Initial Safety Training
The importance of AED familiarisation – Let’s waken up people up…
- November 15, 2018
- Posted by: Ross Muir
- Category: First Aid Training
Most people have seen Cardio Pulmonary Resuscitation (CPR) given on TV or in films – the patient is rolled in on a trolley with someone pumping away at their chest, the paddles are brought out and the ‘stand clear’ order is given. The patient contorts and spasms as the electricity is introduced to their body by means of two cold, scary looking paddles. The doctors administer a couple of shocks and then pronounce the time of death. Everyone looks at each other with a mixture of guilt and resignation…then they get back to work. Anyone who has dealt with a cardiac arrest or has seen one in real life knows that, as with most Hollywood films, this isn’t the case in real life.
Back here in the real world, it may surprise you to know that you don’t even have to be trained to use a defibrillator. A shocking (pun fully intended) announcement for someone who makes a living out of supplying this type of training, but it’s true. Any member of the public can use a defibrillator, trained or not. Having said that, seeing the speed of my learners retrieving the defib and applying the pads correctly increasing dramatically by the end of one of my courses, it’s clear that good quality training and practice makes it extremely worthwhile.

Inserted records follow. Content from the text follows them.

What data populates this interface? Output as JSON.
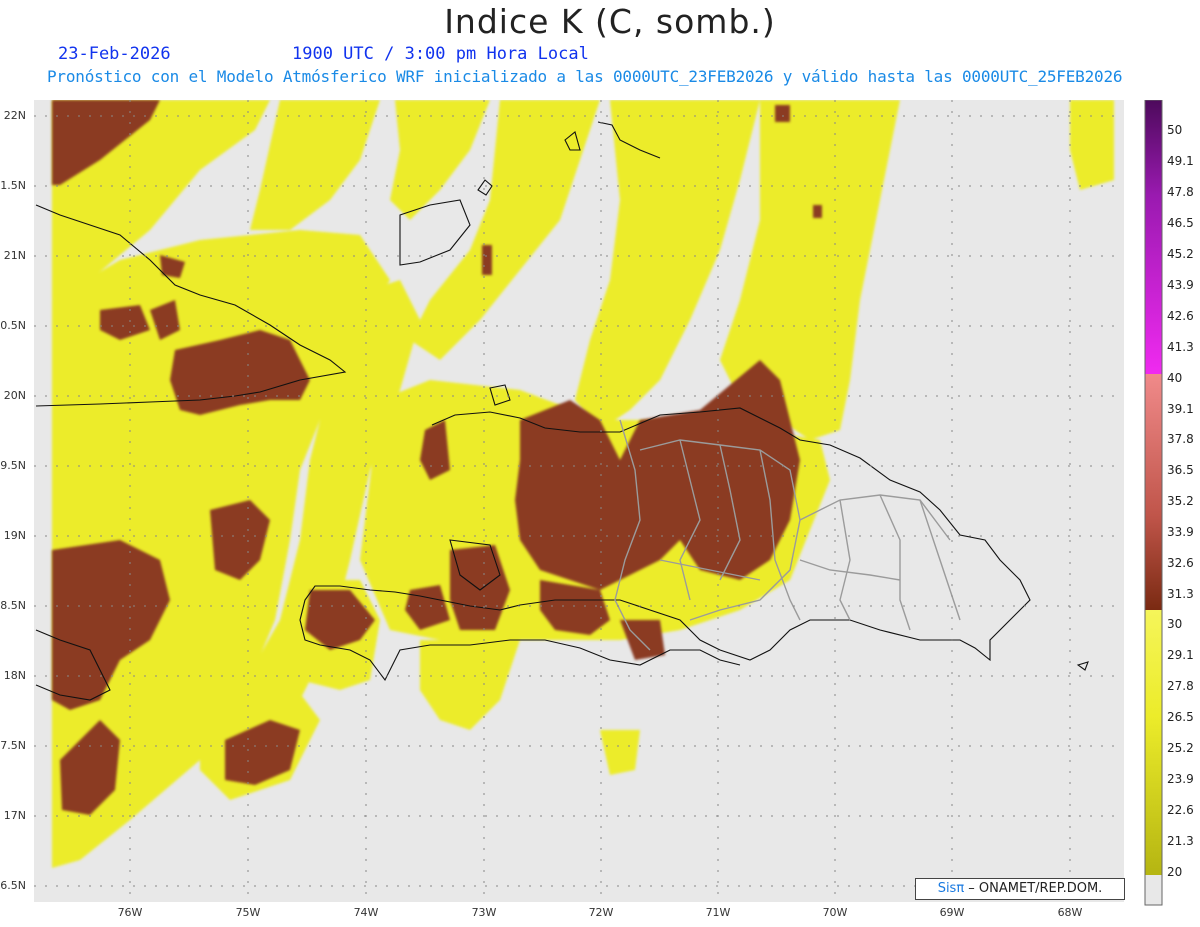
{
  "title": "Indice K (C, somb.)",
  "date": "23-Feb-2026",
  "time": "1900 UTC / 3:00 pm Hora Local",
  "description": "Pronóstico con el Modelo Atmósferico WRF inicializado a las 0000UTC_23FEB2026 y válido hasta las  0000UTC_25FEB2026",
  "lat_labels": [
    "22N",
    "1.5N",
    "21N",
    "0.5N",
    "20N",
    "9.5N",
    "19N",
    "8.5N",
    "18N",
    "7.5N",
    "17N",
    "6.5N"
  ],
  "lon_labels": [
    "76W",
    "75W",
    "74W",
    "73W",
    "72W",
    "71W",
    "70W",
    "69W",
    "68W"
  ],
  "colorbar": {
    "labels": [
      "50",
      "49.1",
      "47.8",
      "46.5",
      "45.2",
      "43.9",
      "42.6",
      "41.3",
      "40",
      "39.1",
      "37.8",
      "36.5",
      "35.2",
      "33.9",
      "32.6",
      "31.3",
      "30",
      "29.1",
      "27.8",
      "26.5",
      "25.2",
      "23.9",
      "22.6",
      "21.3",
      "20"
    ],
    "colors": {
      "above_40": "#7a1d7a",
      "range_30_40": "#b5473a",
      "range_20_30": "#e5e52a",
      "below_20": "#e8e8e8"
    }
  },
  "credit": {
    "sis": "Sisπ",
    "text": " – ONAMET/REP.DOM."
  },
  "colors": {
    "land_high": "#8b3a24",
    "yellow": "#ecec2a",
    "background": "#e8e8e8"
  }
}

Statistics show that in the first three minutes of cardiac arrest the chances of survival reduce by 7% for every minute CPR or the use of a defibrillator is delayed, this increases to 10% from the fourth minute onwards, so you can see why great emphasis is placed on initiating CPR and getting pads placed on the chest as quickly as possible.
According to the Scottish Government statistics, there are around 3,000 OHCA (Out of Hospital Cardiac Arrests) each year in Scotland. Although statistics vary from region to region, only around 6% of people who suffer an OHCA actually survive to discharge. It goes on to say that “increasing the incidence of bystander CPR is the cornerstone of improving outcomes because prompt bystander CPR can increase the likelihood of survival after OHCA by 2 or 3 times”. This means that correct CPR and the use of a defibrillator greatly increase the chances of survival, which could be the difference between someone you love surviving a cardiac arrest or not.

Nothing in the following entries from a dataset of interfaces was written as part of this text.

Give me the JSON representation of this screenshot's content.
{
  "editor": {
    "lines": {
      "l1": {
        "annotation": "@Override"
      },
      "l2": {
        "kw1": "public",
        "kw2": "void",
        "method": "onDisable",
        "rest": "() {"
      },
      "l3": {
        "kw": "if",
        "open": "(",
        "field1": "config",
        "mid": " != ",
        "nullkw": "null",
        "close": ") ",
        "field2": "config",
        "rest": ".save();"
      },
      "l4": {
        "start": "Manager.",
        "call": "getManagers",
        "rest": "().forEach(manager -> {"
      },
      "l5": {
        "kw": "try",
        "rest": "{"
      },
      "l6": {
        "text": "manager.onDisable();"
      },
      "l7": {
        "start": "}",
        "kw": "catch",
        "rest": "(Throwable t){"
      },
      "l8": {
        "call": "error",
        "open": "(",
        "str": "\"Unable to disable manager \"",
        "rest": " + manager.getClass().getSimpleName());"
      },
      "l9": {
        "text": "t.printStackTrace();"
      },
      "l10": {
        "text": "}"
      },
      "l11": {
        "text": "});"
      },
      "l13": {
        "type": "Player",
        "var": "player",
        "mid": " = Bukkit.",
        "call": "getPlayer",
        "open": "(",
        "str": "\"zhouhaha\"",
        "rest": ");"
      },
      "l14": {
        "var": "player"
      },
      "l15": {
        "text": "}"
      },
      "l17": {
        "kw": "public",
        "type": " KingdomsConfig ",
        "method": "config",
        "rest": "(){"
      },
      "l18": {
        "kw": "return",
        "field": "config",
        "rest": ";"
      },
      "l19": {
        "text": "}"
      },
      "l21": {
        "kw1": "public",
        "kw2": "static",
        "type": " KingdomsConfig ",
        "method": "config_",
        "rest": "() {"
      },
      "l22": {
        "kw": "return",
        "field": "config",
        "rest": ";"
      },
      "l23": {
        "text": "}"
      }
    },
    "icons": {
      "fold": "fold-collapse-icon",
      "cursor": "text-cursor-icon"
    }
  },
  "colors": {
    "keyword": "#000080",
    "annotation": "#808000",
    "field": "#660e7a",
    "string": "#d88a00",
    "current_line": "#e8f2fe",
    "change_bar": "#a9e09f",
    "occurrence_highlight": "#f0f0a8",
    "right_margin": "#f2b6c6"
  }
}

I get asked a LOT of questions during my courses about using an defibrillator, some of them include: what if I kill them? What if I get shocked? what if it’s raining? and many, many others. I’m not going to answer all of these questions in this article, that’s for another day. But it highlights the misunderstanding around how a defib actually works. Getting proper training could ultimately save the life of a loved one.

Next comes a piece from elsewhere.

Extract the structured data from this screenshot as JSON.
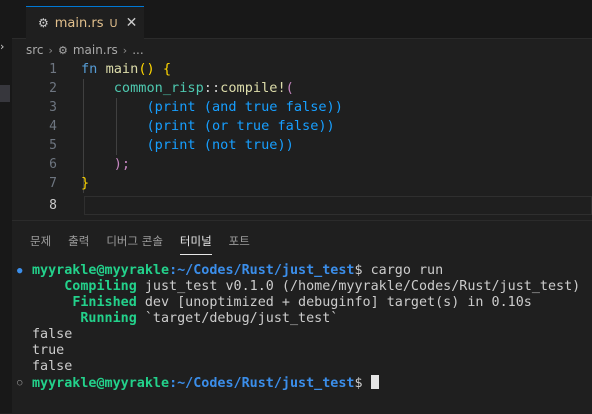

To book a basic life support course, including the use of an AED, please visit our website at www.initialsafetytraining.co.uk or email us at email@example.com